Task item ▸
Where a line holds the word "content", copy that line from the data below.

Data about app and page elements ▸
--*--
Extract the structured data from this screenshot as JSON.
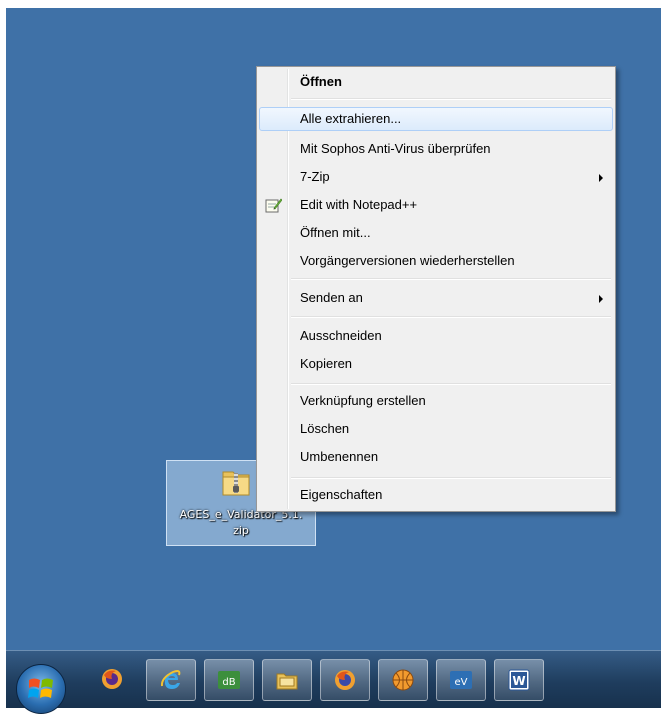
{
  "desktop": {
    "file_icon": {
      "name": "zip-folder-icon",
      "label_line1": "AGES_e_Validator_5.1.",
      "label_line2": "zip"
    }
  },
  "context_menu": {
    "items": [
      {
        "label": "Öffnen",
        "bold": true
      },
      {
        "label": "Alle extrahieren...",
        "hover": true
      },
      {
        "label": "Mit Sophos Anti-Virus überprüfen"
      },
      {
        "label": "7-Zip",
        "submenu": true
      },
      {
        "label": "Edit with Notepad++",
        "icon": "notepad-plus-plus-icon"
      },
      {
        "label": "Öffnen mit..."
      },
      {
        "label": "Vorgängerversionen wiederherstellen"
      },
      {
        "label": "Senden an",
        "submenu": true
      },
      {
        "label": "Ausschneiden"
      },
      {
        "label": "Kopieren"
      },
      {
        "label": "Verknüpfung erstellen"
      },
      {
        "label": "Löschen"
      },
      {
        "label": "Umbenennen"
      },
      {
        "label": "Eigenschaften"
      }
    ]
  },
  "taskbar": {
    "start_icon": "windows-start-orb-icon",
    "apps": [
      {
        "icon": "firefox-icon",
        "pinned": false
      },
      {
        "icon": "internet-explorer-icon",
        "pinned": true
      },
      {
        "icon": "dbase-icon",
        "text": "dB",
        "pinned": true
      },
      {
        "icon": "windows-explorer-icon",
        "pinned": true
      },
      {
        "icon": "firefox-icon",
        "pinned": true
      },
      {
        "icon": "basketball-app-icon",
        "pinned": true
      },
      {
        "icon": "ev-app-icon",
        "text": "eV",
        "pinned": true
      },
      {
        "icon": "microsoft-word-icon",
        "text": "W",
        "pinned": true
      }
    ]
  },
  "colors": {
    "desktop_bg": "#3f71a7",
    "menu_bg": "#f0f0f0",
    "menu_hover": "#dcebfc"
  }
}
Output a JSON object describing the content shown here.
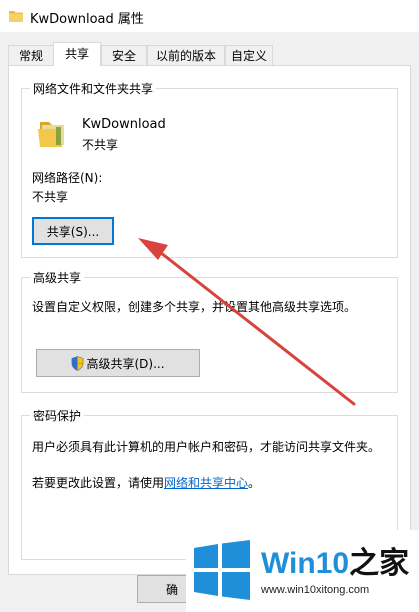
{
  "window": {
    "title": "KwDownload 属性"
  },
  "tabs": [
    {
      "label": "常规"
    },
    {
      "label": "共享"
    },
    {
      "label": "安全"
    },
    {
      "label": "以前的版本"
    },
    {
      "label": "自定义"
    }
  ],
  "network_share": {
    "group_title": "网络文件和文件夹共享",
    "folder_name": "KwDownload",
    "folder_status": "不共享",
    "path_label": "网络路径(N):",
    "path_value": "不共享",
    "share_button": "共享(S)..."
  },
  "advanced_share": {
    "group_title": "高级共享",
    "description": "设置自定义权限，创建多个共享，并设置其他高级共享选项。",
    "button": "高级共享(D)..."
  },
  "password": {
    "group_title": "密码保护",
    "description": "用户必须具有此计算机的用户帐户和密码，才能访问共享文件夹。",
    "change_prefix": "若要更改此设置，请使用",
    "change_link": "网络和共享中心",
    "change_suffix": "。"
  },
  "footer": {
    "ok_button": "确"
  },
  "watermark": {
    "brand_win": "Win10",
    "brand_suffix": "之家",
    "url": "www.win10xitong.com"
  },
  "colors": {
    "accent": "#0078d7",
    "link": "#0066cc",
    "arrow": "#d9433d",
    "watermark_blue": "#1f8fd9"
  }
}
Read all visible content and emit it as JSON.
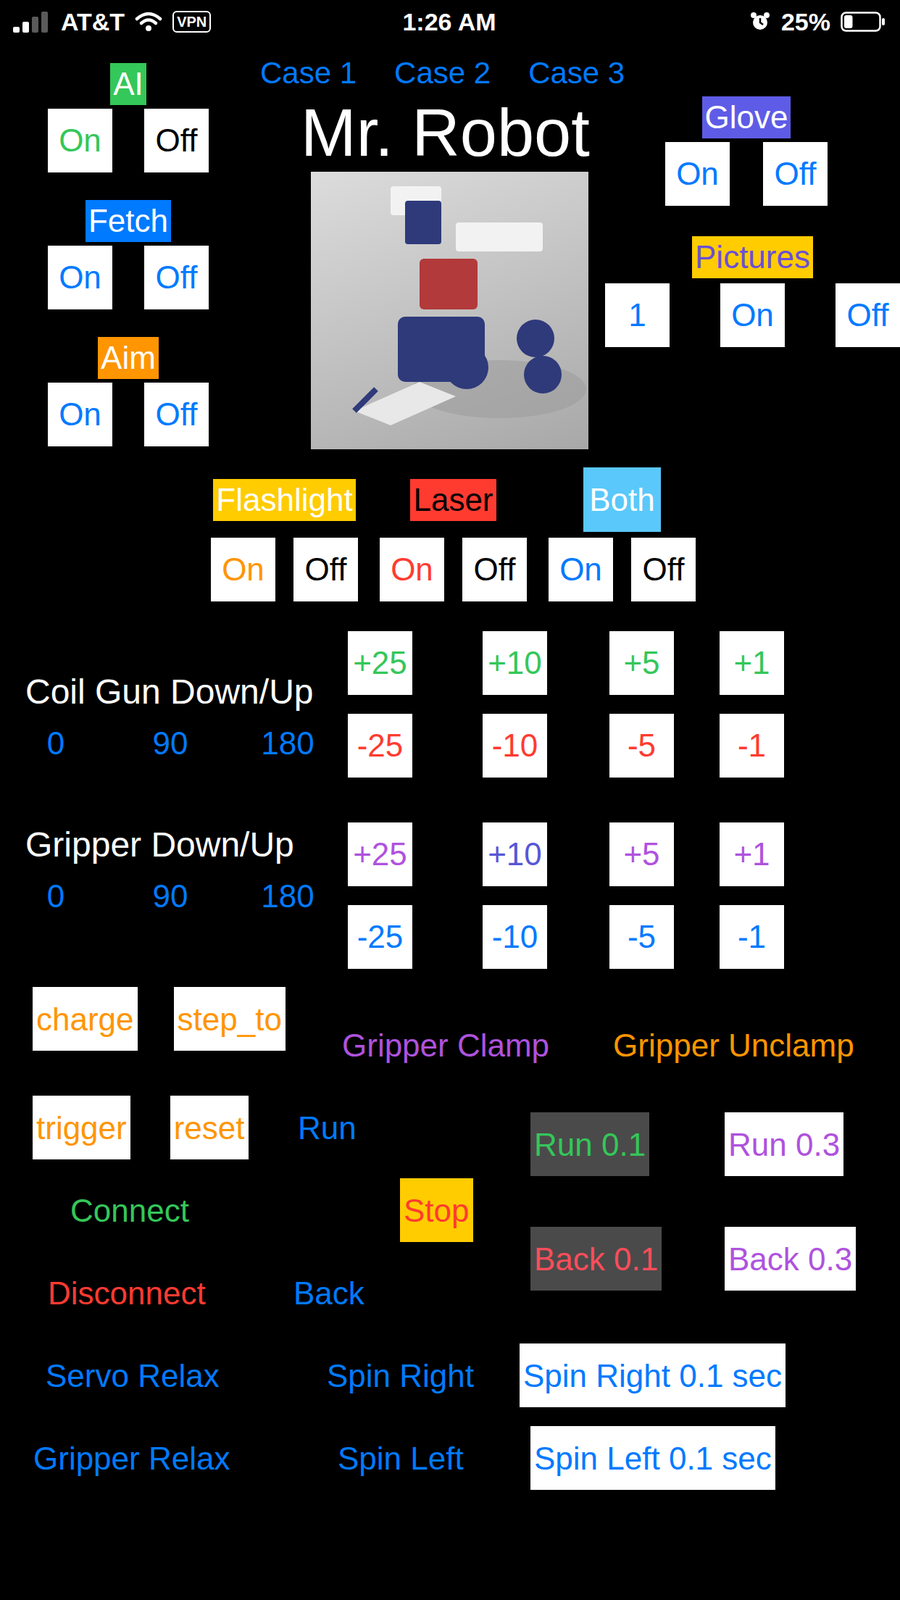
{
  "status_bar": {
    "carrier": "AT&T",
    "signal": 0.5,
    "vpn": "VPN",
    "time": "1:26 AM",
    "alarm": true,
    "battery": "25%",
    "battery_level": 0.25
  },
  "cases": [
    "Case 1",
    "Case 2",
    "Case 3"
  ],
  "title": "Mr. Robot",
  "left_toggles": [
    {
      "label": "AI",
      "background": "#34C759",
      "text_color": "#FFFFFF",
      "buttons": [
        {
          "label": "On",
          "color": "#34C759"
        },
        {
          "label": "Off",
          "color": "#000000"
        }
      ]
    },
    {
      "label": "Fetch",
      "background": "#007AFF",
      "text_color": "#FFFFFF",
      "buttons": [
        {
          "label": "On",
          "color": "#007AFF"
        },
        {
          "label": "Off",
          "color": "#007AFF"
        }
      ]
    },
    {
      "label": "Aim",
      "background": "#FF9500",
      "text_color": "#FFFFFF",
      "buttons": [
        {
          "label": "On",
          "color": "#007AFF"
        },
        {
          "label": "Off",
          "color": "#007AFF"
        }
      ]
    }
  ],
  "right_toggles": [
    {
      "label": "Glove",
      "background": "#5E5CE6",
      "text_color": "#FFFFFF",
      "buttons": [
        {
          "label": "On",
          "color": "#007AFF"
        },
        {
          "label": "Off",
          "color": "#007AFF"
        }
      ]
    },
    {
      "label": "Pictures",
      "background": "#FFCC00",
      "text_color": "#6A4FD8",
      "buttons": [
        {
          "label": "1",
          "color": "#007AFF"
        },
        {
          "label": "On",
          "color": "#007AFF"
        },
        {
          "label": "Off",
          "color": "#007AFF"
        }
      ]
    }
  ],
  "lights": [
    {
      "label": "Flashlight",
      "kind": "tag",
      "background": "#FFCC00",
      "text_color": "#FFFFFF",
      "buttons": [
        {
          "label": "On",
          "color": "#FF9500"
        },
        {
          "label": "Off",
          "color": "#000000"
        }
      ]
    },
    {
      "label": "Laser",
      "kind": "tag",
      "background": "#FF3B30",
      "text_color": "#000000",
      "buttons": [
        {
          "label": "On",
          "color": "#FF3B30"
        },
        {
          "label": "Off",
          "color": "#000000"
        }
      ]
    },
    {
      "label": "Both",
      "kind": "block",
      "background": "#5AC8FA",
      "text_color": "#FFFFFF",
      "buttons": [
        {
          "label": "On",
          "color": "#007AFF"
        },
        {
          "label": "Off",
          "color": "#000000"
        }
      ]
    }
  ],
  "servos": [
    {
      "label": "Coil Gun Down/Up",
      "presets": [
        "0",
        "90",
        "180"
      ],
      "steps": [
        [
          {
            "label": "+25",
            "color": "#34C759"
          },
          {
            "label": "+10",
            "color": "#34C759"
          },
          {
            "label": "+5",
            "color": "#34C759"
          },
          {
            "label": "+1",
            "color": "#34C759"
          }
        ],
        [
          {
            "label": "-25",
            "color": "#FF3B30"
          },
          {
            "label": "-10",
            "color": "#FF3B30"
          },
          {
            "label": "-5",
            "color": "#FF3B30"
          },
          {
            "label": "-1",
            "color": "#FF3B30"
          }
        ]
      ]
    },
    {
      "label": "Gripper Down/Up",
      "presets": [
        "0",
        "90",
        "180"
      ],
      "steps": [
        [
          {
            "label": "+25",
            "color": "#AF52DE"
          },
          {
            "label": "+10",
            "color": "#5856D6"
          },
          {
            "label": "+5",
            "color": "#AF52DE"
          },
          {
            "label": "+1",
            "color": "#AF52DE"
          }
        ],
        [
          {
            "label": "-25",
            "color": "#007AFF"
          },
          {
            "label": "-10",
            "color": "#007AFF"
          },
          {
            "label": "-5",
            "color": "#007AFF"
          },
          {
            "label": "-1",
            "color": "#007AFF"
          }
        ]
      ]
    }
  ],
  "controls": {
    "charge": {
      "label": "charge",
      "kind": "box",
      "color": "#FF9500",
      "background": "#FFFFFF"
    },
    "step_to": {
      "label": "step_to",
      "kind": "box",
      "color": "#FF9500",
      "background": "#FFFFFF"
    },
    "gripper_clamp": {
      "label": "Gripper Clamp",
      "kind": "text",
      "color": "#AF52DE"
    },
    "gripper_unclamp": {
      "label": "Gripper Unclamp",
      "kind": "text",
      "color": "#FF9500"
    },
    "trigger": {
      "label": "trigger",
      "kind": "box",
      "color": "#FF9500",
      "background": "#FFFFFF"
    },
    "reset": {
      "label": "reset",
      "kind": "box",
      "color": "#FF9500",
      "background": "#FFFFFF"
    },
    "run": {
      "label": "Run",
      "kind": "text",
      "color": "#007AFF"
    },
    "run_01": {
      "label": "Run 0.1",
      "kind": "box",
      "color": "#34C759",
      "background": "#4A4A4A"
    },
    "run_03": {
      "label": "Run 0.3",
      "kind": "box",
      "color": "#AF52DE",
      "background": "#FFFFFF"
    },
    "back_01": {
      "label": "Back 0.1",
      "kind": "box",
      "color": "#FF4D5A",
      "background": "#4A4A4A"
    },
    "back_03": {
      "label": "Back 0.3",
      "kind": "box",
      "color": "#AF52DE",
      "background": "#FFFFFF"
    },
    "connect": {
      "label": "Connect",
      "kind": "text",
      "color": "#34C759"
    },
    "stop": {
      "label": "Stop",
      "kind": "box",
      "color": "#FF3B30",
      "background": "#FFCC00"
    },
    "disconnect": {
      "label": "Disconnect",
      "kind": "text",
      "color": "#FF3B30"
    },
    "back": {
      "label": "Back",
      "kind": "text",
      "color": "#007AFF"
    },
    "servo_relax": {
      "label": "Servo Relax",
      "kind": "text",
      "color": "#007AFF"
    },
    "spin_right": {
      "label": "Spin Right",
      "kind": "text",
      "color": "#007AFF"
    },
    "spin_right_01": {
      "label": "Spin Right 0.1 sec",
      "kind": "box",
      "color": "#007AFF",
      "background": "#FFFFFF"
    },
    "gripper_relax": {
      "label": "Gripper Relax",
      "kind": "text",
      "color": "#007AFF"
    },
    "spin_left": {
      "label": "Spin Left",
      "kind": "text",
      "color": "#007AFF"
    },
    "spin_left_01": {
      "label": "Spin Left 0.1 sec",
      "kind": "box",
      "color": "#007AFF",
      "background": "#FFFFFF"
    }
  }
}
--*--
Solution to the exercise ▸
Output a JSON object describing the content shown here.
Read all visible content and emit it as JSON.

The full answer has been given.